Dictionary Of Spoken Spanish PDF

‘Dictionary Of Spoken Spanish’ PDF Quick download link is given at the bottom of this article. You can see the PDF demo, size of the PDF, page numbers, and direct download Free PDF of ‘Dictionary Of Spoken Spanish To English’ using the download button.

Spoken Spanish Guide PDF Free Download

Dictionary Of Spoken Spanish: Spanish-English, English-Spanish

A single consonant sound (and, in writing, two letters representing a single sound), or a consonant followed by I or r, belongs to the same syllable as the vowel following it: ca-ro, ca-rro, mi-lla.

Other groups of two consonants are broken up, the first consonant belonging with the preceding vowel and the second with the following vowel: juz-qar “to judge”; rec-tor “rector”.

0.4 Stress. Words ending in a vowel or in – or -8 are normally stressed on the next to the last syllable; words ending in any other consonant are stressed on the last syllable.

Words having this type of stress bear no written accent mark: cosa “thing”; cantan “they sing”; cantas “you sing” (Fam); cantar “to sing”.

If a word does not conform to this pattern, an accent mark is written over the vowel letter of the syllable which is stressed: vdmonos “let’s go”; jardin “garden”.

In a few cases, a written accent serves only to mark the difference between one word and another written like it but having a different meaning: cudndo? “when?” (interrogative), but cuando “when” (relative).

When the pronouns mé, 14, and si (ag) are used as objects of the preposition con “with”, the result of the following form: conmigo, contigo, and consigo.

The word usted (abbreviated Ud. or Vd.) is used when speaking to persons with whom one is not well acquainted, and takes a verb in the third person singular; the plural ustedes (abbreviated Uds, or Vda.) is used in the same way.

In Spanish America, ustedes is often used instead of rosotros, as the plural corresponding to tú.

Ta is used only between relatives, young people, intimate friends, and in addressing children, servants, and pets. In South America, especially Argentina, cos is generally used for ta.

When used before a noun or noun phrase (ef $2.14.1), el, la, ete, have about the meaning of English “the”, and in this use are termed the definite article.

The form el is used before a masculine singular noun or noun phrase: el hombre “the man”, el gran diccionario “the great dictionary and also directly before.

a feminine noun beginning with the stressed sound a: el alma “the soul”, el hambre “the hunger” Before other feminines, la is used: la persona “the person”, la otra persona “the other person”.

In the plural, los is used before masculine and las before feminine nouns or noun phrases; los hombres “the men”, los grandes diccionarios “the great dictionaries”, las almas “the souls”, las otras personas “the other persons”.

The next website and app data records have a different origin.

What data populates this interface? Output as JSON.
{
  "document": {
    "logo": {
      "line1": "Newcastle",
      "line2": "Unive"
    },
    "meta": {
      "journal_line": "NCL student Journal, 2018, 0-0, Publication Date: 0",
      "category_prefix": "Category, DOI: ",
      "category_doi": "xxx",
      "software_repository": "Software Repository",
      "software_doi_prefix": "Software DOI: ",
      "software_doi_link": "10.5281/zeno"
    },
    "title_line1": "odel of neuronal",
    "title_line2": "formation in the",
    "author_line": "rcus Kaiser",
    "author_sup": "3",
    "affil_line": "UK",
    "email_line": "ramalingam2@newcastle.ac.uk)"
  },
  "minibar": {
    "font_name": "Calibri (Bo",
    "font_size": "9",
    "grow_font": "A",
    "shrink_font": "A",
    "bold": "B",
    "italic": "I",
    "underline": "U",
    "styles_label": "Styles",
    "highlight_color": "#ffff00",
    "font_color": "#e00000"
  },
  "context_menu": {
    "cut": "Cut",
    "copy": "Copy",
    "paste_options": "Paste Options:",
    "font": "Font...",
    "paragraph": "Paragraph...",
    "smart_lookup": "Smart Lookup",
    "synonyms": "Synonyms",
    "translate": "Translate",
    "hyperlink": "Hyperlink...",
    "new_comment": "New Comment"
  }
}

1.23 Interrogative pronouns are: que “what?”, quién? “who?”, quiénest (pl), 4de quién? “whose?”, de quiénes (pl), ¿cudl? “which one?”, tudies?

“which ones?”, ¿cuánto “how much?”, cuántos? “how many?” All interrogative adjectives and pronouns bear a written accent mark to distinguish them from the corresponding relative.

qué is not inflected. ¿de quién? is always followed immediately by ser: De quién es este librof “Whose book is this?”

When translating from English into Spanish, the interrogative de quién? should not be confused with the possessive relative cupo “whose, of which”

“This book, whose influence has been so beneficial.” Ese libro, cuya influencia ha sido tan beneficiosa. But Whose book is this?” ¿De quién es este libro?

1.24 Relative pronouns are que “that, which, who”, quien, quienes “who, whom”, el que “he who, the one who, the one which, that which”,

la que “she who, the one who, the one which, that which”, lo que “that which, what”, los que those who, those which”, las que those who, those which”,

el cual, la cual “he who (she who), the one who, that which”, Los cuales, las cuales “they who, the ones who, those which”, lo cual “that, which, what”, cuanto “all that, as much as”, chantos “all that, as many as”.

A simple relative (1. below) has an antecedent in the main clause and the compound relative (2, below) contains its own antecedent. This distinction concerns the use and not the form.

AuthorWar Dept
Language Spanish
No. of Pages513
PDF Size34.1 MB

Related PDFs:

Dictionary Of Spoken Spanish PDF Free Download

Leave a Comment

Your email address will not be published. Required fields are marked *

error: Content is protected !!